↓↓↓

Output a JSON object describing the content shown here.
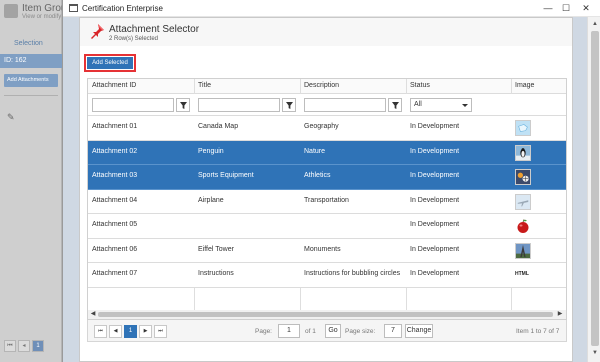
{
  "background": {
    "title": "Item Grou",
    "subtitle": "View or modify",
    "selection_label": "Selection",
    "id_label": "ID: 162",
    "add_attachments_label": "Add Attachments",
    "pager_page": "1"
  },
  "window": {
    "title": "Certification Enterprise",
    "minimize": "—",
    "maximize": "☐",
    "close": "✕"
  },
  "dialog": {
    "title": "Attachment Selector",
    "subtitle": "2 Row(s) Selected",
    "add_selected_label": "Add Selected"
  },
  "grid": {
    "columns": [
      "Attachment ID",
      "Title",
      "Description",
      "Status",
      "Image"
    ],
    "status_filter_value": "All",
    "rows": [
      {
        "id": "Attachment 01",
        "title": "Canada Map",
        "description": "Geography",
        "status": "In Development",
        "image": "map-thumbnail",
        "selected": false
      },
      {
        "id": "Attachment 02",
        "title": "Penguin",
        "description": "Nature",
        "status": "In Development",
        "image": "penguin-thumbnail",
        "selected": true
      },
      {
        "id": "Attachment 03",
        "title": "Sports Equipment",
        "description": "Athletics",
        "status": "In Development",
        "image": "sports-thumbnail",
        "selected": true
      },
      {
        "id": "Attachment 04",
        "title": "Airplane",
        "description": "Transportation",
        "status": "In Development",
        "image": "airplane-thumbnail",
        "selected": false
      },
      {
        "id": "Attachment 05",
        "title": "",
        "description": "",
        "status": "In Development",
        "image": "apple-thumbnail",
        "selected": false
      },
      {
        "id": "Attachment 06",
        "title": "Eiffel Tower",
        "description": "Monuments",
        "status": "In Development",
        "image": "eiffel-thumbnail",
        "selected": false
      },
      {
        "id": "Attachment 07",
        "title": "Instructions",
        "description": "Instructions for bubbling circles",
        "status": "In Development",
        "image": "HTML",
        "selected": false
      }
    ]
  },
  "pager": {
    "current_page": "1",
    "page_label": "Page:",
    "page_input": "1",
    "of_label": "of 1",
    "go_label": "Go",
    "page_size_label": "Page size:",
    "page_size_value": "7",
    "change_label": "Change",
    "info": "Item 1 to 7 of 7"
  },
  "colors": {
    "accent": "#2f73b7",
    "highlight_border": "#e53235"
  }
}
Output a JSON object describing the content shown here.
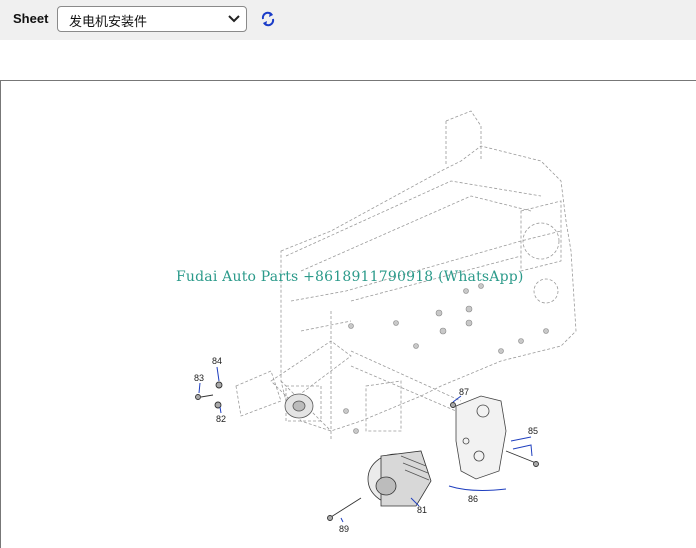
{
  "toolbar": {
    "sheet_label": "Sheet",
    "sheet_value": "发电机安装件",
    "refresh_icon": "refresh-icon"
  },
  "drawing": {
    "watermark": "Fudai Auto Parts +8618911790918 (WhatsApp)",
    "callouts": {
      "c81": "81",
      "c82": "82",
      "c83": "83",
      "c84": "84",
      "c85": "85",
      "c86": "86",
      "c87": "87",
      "c89": "89"
    },
    "leader_color": "#1f3fbf"
  }
}
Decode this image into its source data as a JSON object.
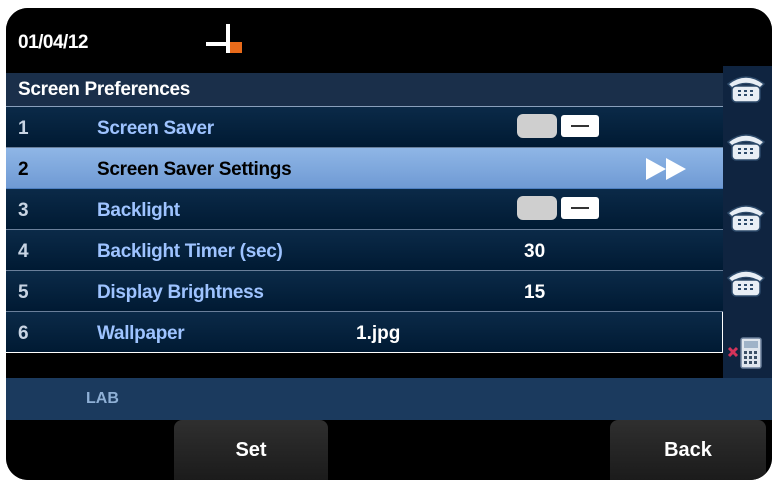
{
  "status": {
    "date": "01/04/12"
  },
  "header": {
    "title": "Screen Preferences"
  },
  "rows": [
    {
      "num": "1",
      "label": "Screen Saver",
      "value": ""
    },
    {
      "num": "2",
      "label": "Screen Saver Settings",
      "value": ""
    },
    {
      "num": "3",
      "label": "Backlight",
      "value": ""
    },
    {
      "num": "4",
      "label": "Backlight Timer (sec)",
      "value": "30"
    },
    {
      "num": "5",
      "label": "Display Brightness",
      "value": "15"
    },
    {
      "num": "6",
      "label": "Wallpaper",
      "value": "1.jpg"
    }
  ],
  "selected_row": "2",
  "toggles": {
    "screen_saver": "off",
    "backlight": "off"
  },
  "footer": {
    "label": "LAB"
  },
  "softkeys": {
    "set": "Set",
    "back": "Back"
  },
  "colors": {
    "selected_row": "#7fa8de",
    "row_bg": "#001a33",
    "label_text": "#9ec3ff",
    "status_accent": "#e86a1a"
  },
  "icons": [
    "network-status-icon",
    "line-phone-icon",
    "keypad-phone-icon",
    "forward-arrow-icon",
    "toggle-switch-icon"
  ]
}
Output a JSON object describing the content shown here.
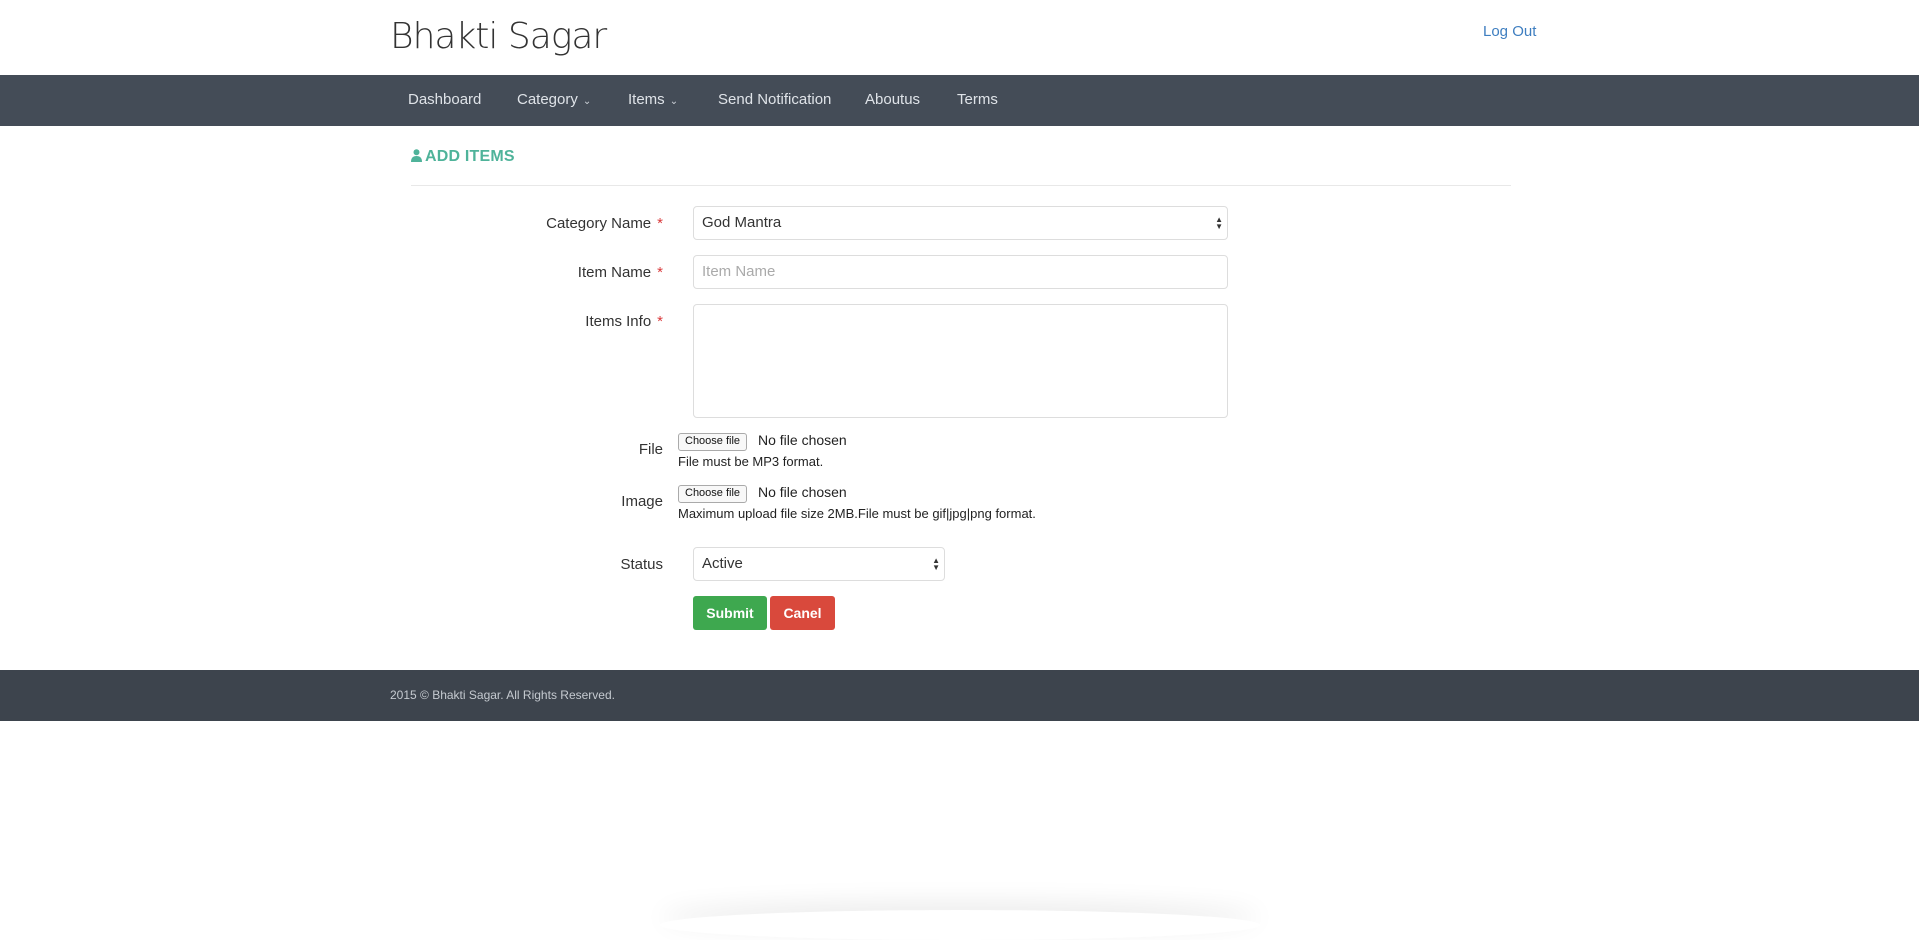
{
  "header": {
    "brand": "Bhakti Sagar",
    "logout": "Log Out"
  },
  "nav": {
    "items": [
      {
        "label": "Dashboard"
      },
      {
        "label": "Category",
        "dropdown": true
      },
      {
        "label": "Items",
        "dropdown": true
      },
      {
        "label": "Send Notification"
      },
      {
        "label": "Aboutus"
      },
      {
        "label": "Terms"
      }
    ]
  },
  "page": {
    "title": "ADD ITEMS",
    "icon": "user-icon"
  },
  "form": {
    "category": {
      "label": "Category Name",
      "value": "God Mantra"
    },
    "item_name": {
      "label": "Item Name",
      "placeholder": "Item Name",
      "value": ""
    },
    "items_info": {
      "label": "Items Info",
      "value": ""
    },
    "file": {
      "label": "File",
      "button": "Choose file",
      "status": "No file chosen",
      "help": "File must be MP3 format."
    },
    "image": {
      "label": "Image",
      "button": "Choose file",
      "status": "No file chosen",
      "help": "Maximum upload file size 2MB.File must be gif|jpg|png format."
    },
    "status": {
      "label": "Status",
      "value": "Active"
    },
    "required_mark": "*",
    "submit": "Submit",
    "cancel": "Canel"
  },
  "colors": {
    "nav": "#444c57",
    "footer": "#3d444d",
    "accent": "#4fb39a",
    "submit": "#3ea84f",
    "cancel": "#d9493c",
    "link": "#3e7ec0"
  },
  "footer": {
    "copyright": "2015 © Bhakti Sagar. All Rights Reserved."
  }
}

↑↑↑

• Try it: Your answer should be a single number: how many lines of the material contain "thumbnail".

• Finished exercise: 6